James Bevan, the chief investment manager at CCLA, told the audience during a panel that he doesn’t see the recent decrease in the value of cryptocurrencies “as an existential crisis”; rather, he noted that he believes this is just “a bump in the road.”
Bevan then also compared crypto to traditional finance, stating that “institutional investors have had plenty of bumps in the road in conventional currencies and transaction systems.”
CCLA is self-described as “one of the UK’s largest fund managers” and claims to have £7,842 million (just slightly short of $10 trillion) in assets under management on the last day of March this year.
Bloomberg’s article on the news outlet’s Crypto Summit also predicts that “the future of cryptocurrencies will entail greater regulation, more involvement by large institutions, lower volatility and greater integration with traditional assets.”
The first signs of large institutions starting to interact with the industry are already present, with the world’s second-largest stock exchange, Nasdaq, reportedly having confirmed the launch of Bitcoin (BTC) futures in the first half of next year.
Bloomberg also cites Marieke Flament, the global chief marketing officer at blockchain-powered payments firm Circle Internet Financial Ltd., as noting that it is “beneficial to get the wheels in motion for crypto regulations so the industry can learn from potential mistakes.”
This is not the first time a Circle executive took such a stance.

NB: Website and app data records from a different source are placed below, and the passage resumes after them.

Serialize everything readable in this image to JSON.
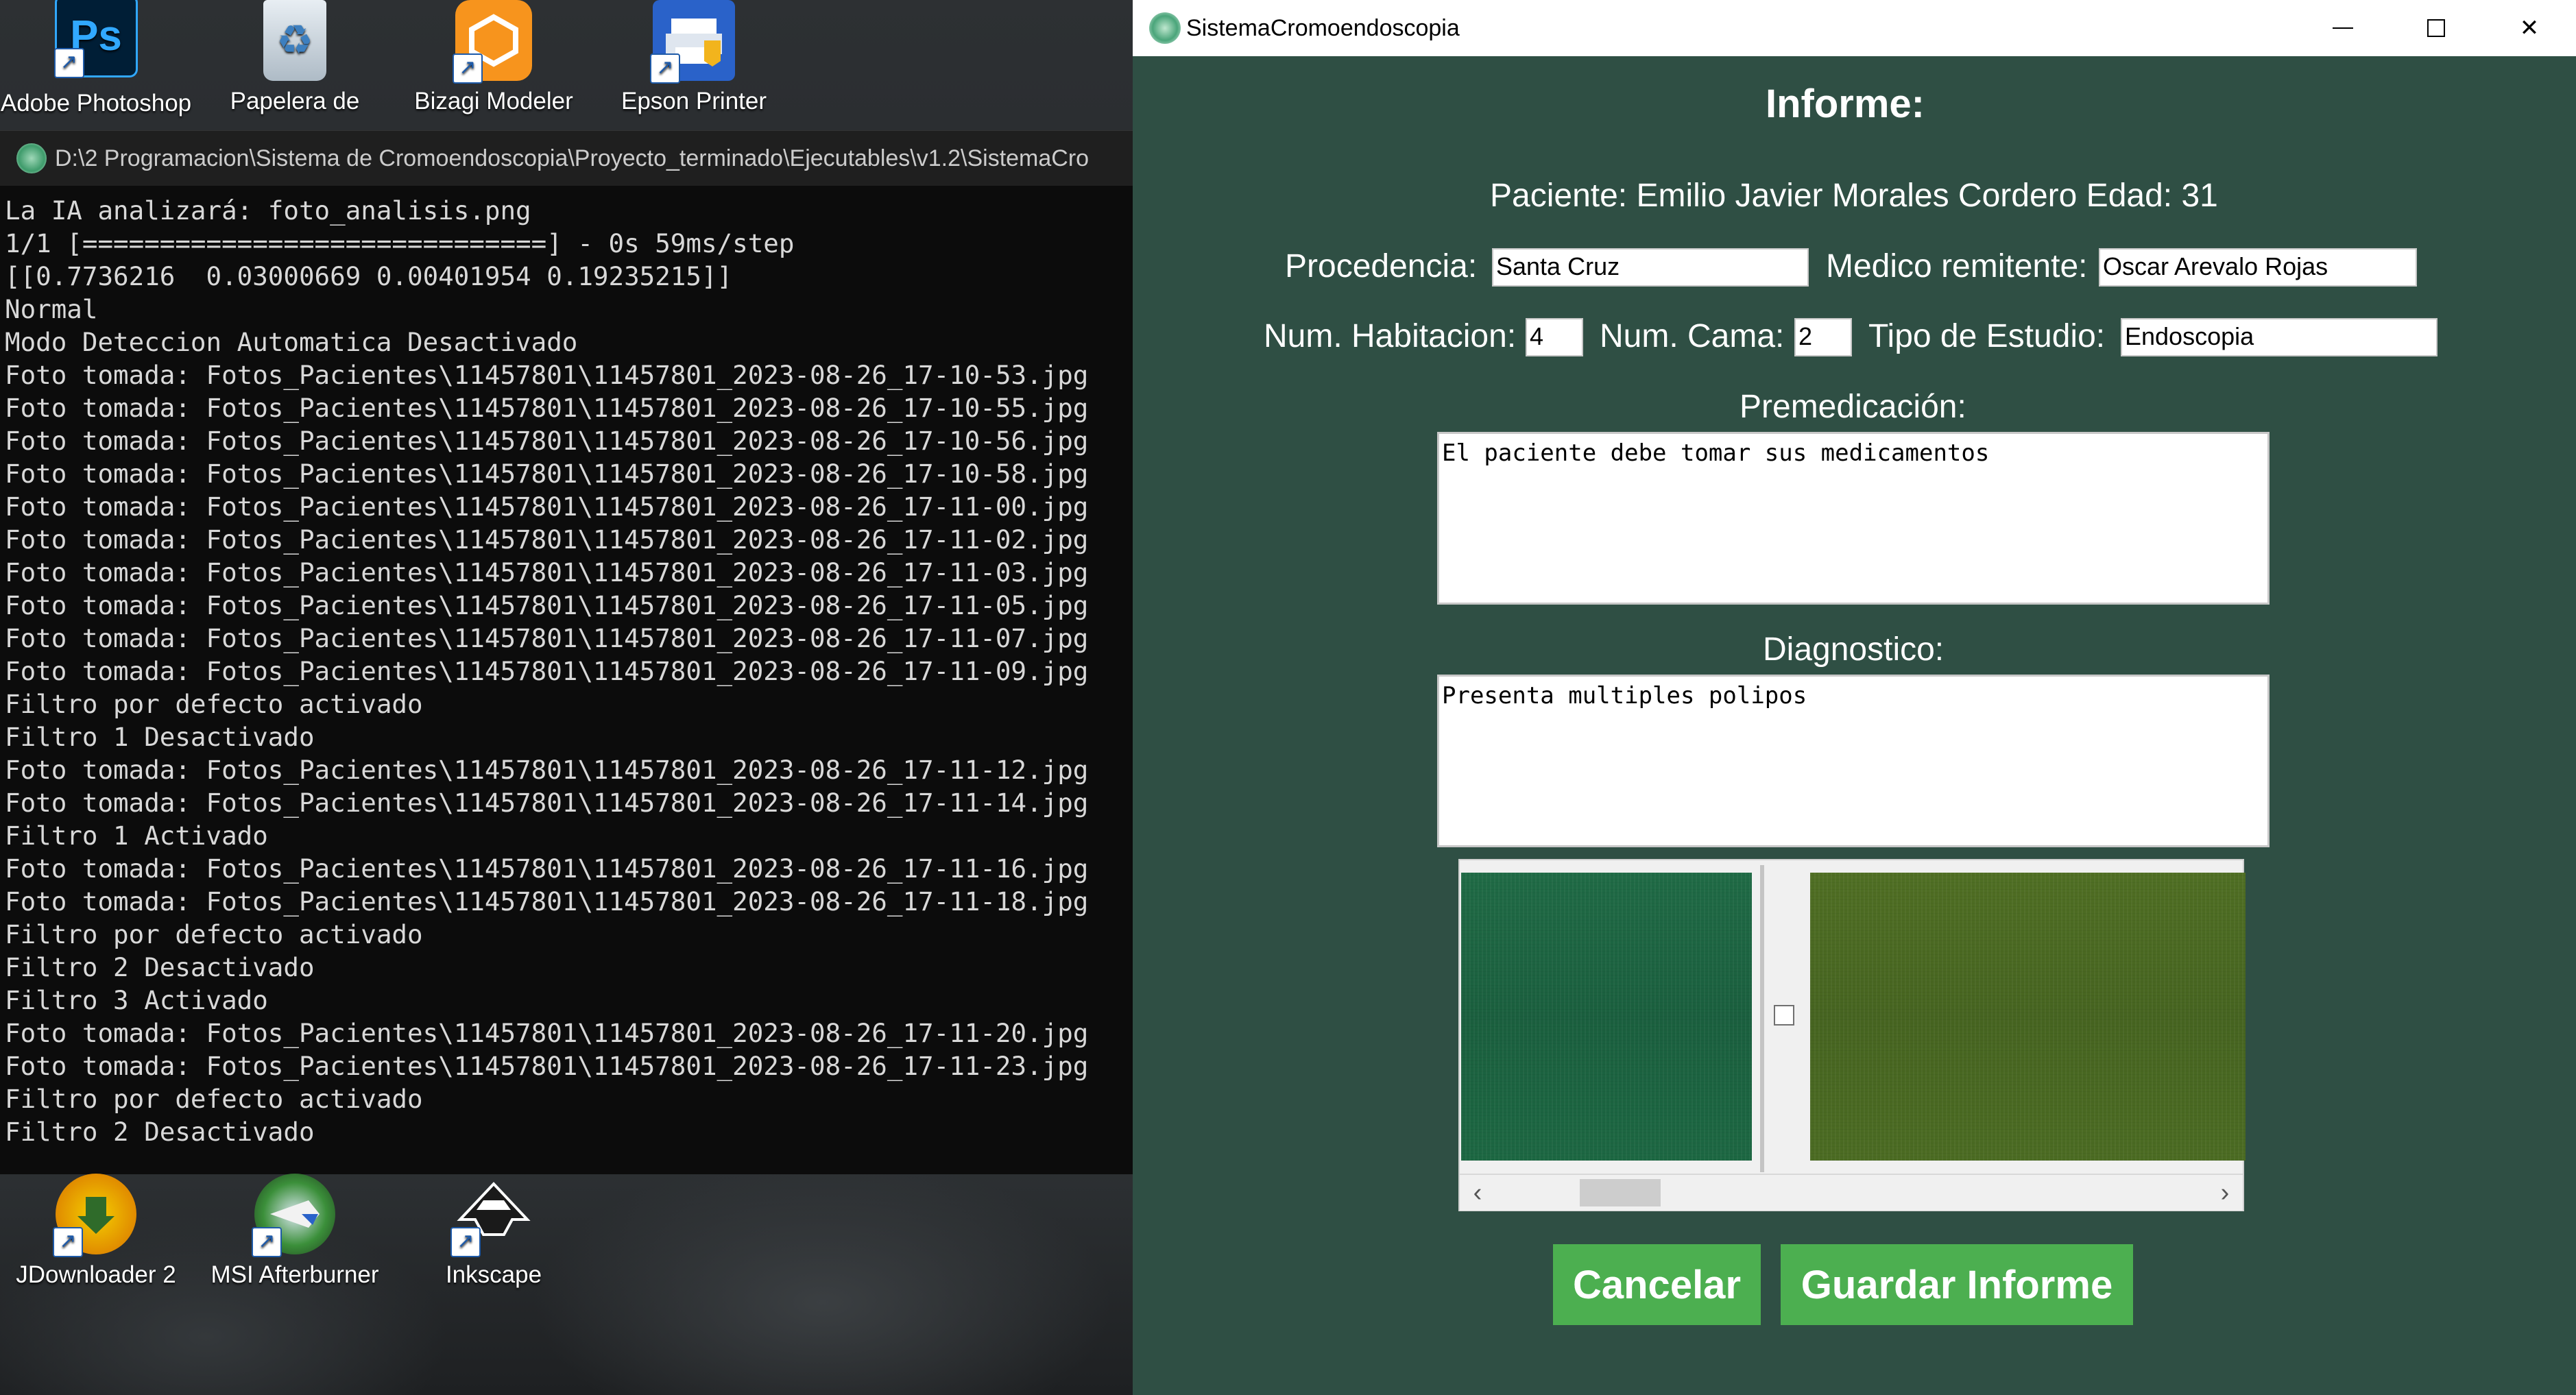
{
  "desktop": {
    "icons_top": [
      {
        "label": "Adobe Photoshop",
        "icon": "photoshop-icon"
      },
      {
        "label": "Papelera de",
        "icon": "recycle-bin-icon"
      },
      {
        "label": "Bizagi Modeler",
        "icon": "bizagi-icon"
      },
      {
        "label": "Epson Printer",
        "icon": "epson-printer-icon"
      }
    ],
    "icons_bottom": [
      {
        "label": "JDownloader 2",
        "icon": "jdownloader-icon"
      },
      {
        "label": "MSI Afterburner",
        "icon": "msi-afterburner-icon"
      },
      {
        "label": "Inkscape",
        "icon": "inkscape-icon"
      }
    ],
    "photoshop_glyph": "Ps"
  },
  "console": {
    "title": "D:\\2 Programacion\\Sistema de Cromoendoscopia\\Proyecto_terminado\\Ejecutables\\v1.2\\SistemaCro",
    "lines": [
      "La IA analizará: foto_analisis.png",
      "1/1 [==============================] - 0s 59ms/step",
      "[[0.7736216  0.03000669 0.00401954 0.19235215]]",
      "Normal",
      "Modo Deteccion Automatica Desactivado",
      "Foto tomada: Fotos_Pacientes\\11457801\\11457801_2023-08-26_17-10-53.jpg",
      "Foto tomada: Fotos_Pacientes\\11457801\\11457801_2023-08-26_17-10-55.jpg",
      "Foto tomada: Fotos_Pacientes\\11457801\\11457801_2023-08-26_17-10-56.jpg",
      "Foto tomada: Fotos_Pacientes\\11457801\\11457801_2023-08-26_17-10-58.jpg",
      "Foto tomada: Fotos_Pacientes\\11457801\\11457801_2023-08-26_17-11-00.jpg",
      "Foto tomada: Fotos_Pacientes\\11457801\\11457801_2023-08-26_17-11-02.jpg",
      "Foto tomada: Fotos_Pacientes\\11457801\\11457801_2023-08-26_17-11-03.jpg",
      "Foto tomada: Fotos_Pacientes\\11457801\\11457801_2023-08-26_17-11-05.jpg",
      "Foto tomada: Fotos_Pacientes\\11457801\\11457801_2023-08-26_17-11-07.jpg",
      "Foto tomada: Fotos_Pacientes\\11457801\\11457801_2023-08-26_17-11-09.jpg",
      "Filtro por defecto activado",
      "Filtro 1 Desactivado",
      "Foto tomada: Fotos_Pacientes\\11457801\\11457801_2023-08-26_17-11-12.jpg",
      "Foto tomada: Fotos_Pacientes\\11457801\\11457801_2023-08-26_17-11-14.jpg",
      "Filtro 1 Activado",
      "Foto tomada: Fotos_Pacientes\\11457801\\11457801_2023-08-26_17-11-16.jpg",
      "Foto tomada: Fotos_Pacientes\\11457801\\11457801_2023-08-26_17-11-18.jpg",
      "Filtro por defecto activado",
      "Filtro 2 Desactivado",
      "Filtro 3 Activado",
      "Foto tomada: Fotos_Pacientes\\11457801\\11457801_2023-08-26_17-11-20.jpg",
      "Foto tomada: Fotos_Pacientes\\11457801\\11457801_2023-08-26_17-11-23.jpg",
      "Filtro por defecto activado",
      "Filtro 2 Desactivado"
    ]
  },
  "app": {
    "title": "SistemaCromoendoscopia",
    "window_controls": {
      "minimize": "minimize-icon",
      "maximize": "maximize-icon",
      "close": "✕"
    },
    "heading": "Informe:",
    "patient_line": "Paciente: Emilio Javier Morales Cordero Edad: 31",
    "procedencia_label": "Procedencia:",
    "procedencia_value": "Santa Cruz",
    "medico_label": "Medico remitente:",
    "medico_value": "Oscar Arevalo Rojas",
    "habitacion_label": "Num. Habitacion:",
    "habitacion_value": "4",
    "cama_label": "Num. Cama:",
    "cama_value": "2",
    "estudio_label": "Tipo de Estudio:",
    "estudio_value": "Endoscopia",
    "premedicacion_label": "Premedicación:",
    "premedicacion_value": "El paciente debe tomar sus medicamentos",
    "diagnostico_label": "Diagnostico:",
    "diagnostico_value": "Presenta multiples polipos",
    "scroll_left": "‹",
    "scroll_right": "›",
    "cancel_label": "Cancelar",
    "save_label": "Guardar Informe",
    "button_color": "#4caf50",
    "background_color": "#2f4f44"
  }
}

In late October, the company’s CEO, Jeremy Allaire, called on global economies to collaborate on the development of crypto regulation, as Cointelegraph reported.
Namely, Allaire declared that “ultimately there needs to be normalization at the G20 level.” This request seems to have been recently answered this week, when G20 country leaders declared the start of work on an international cryptocurrency taxation system.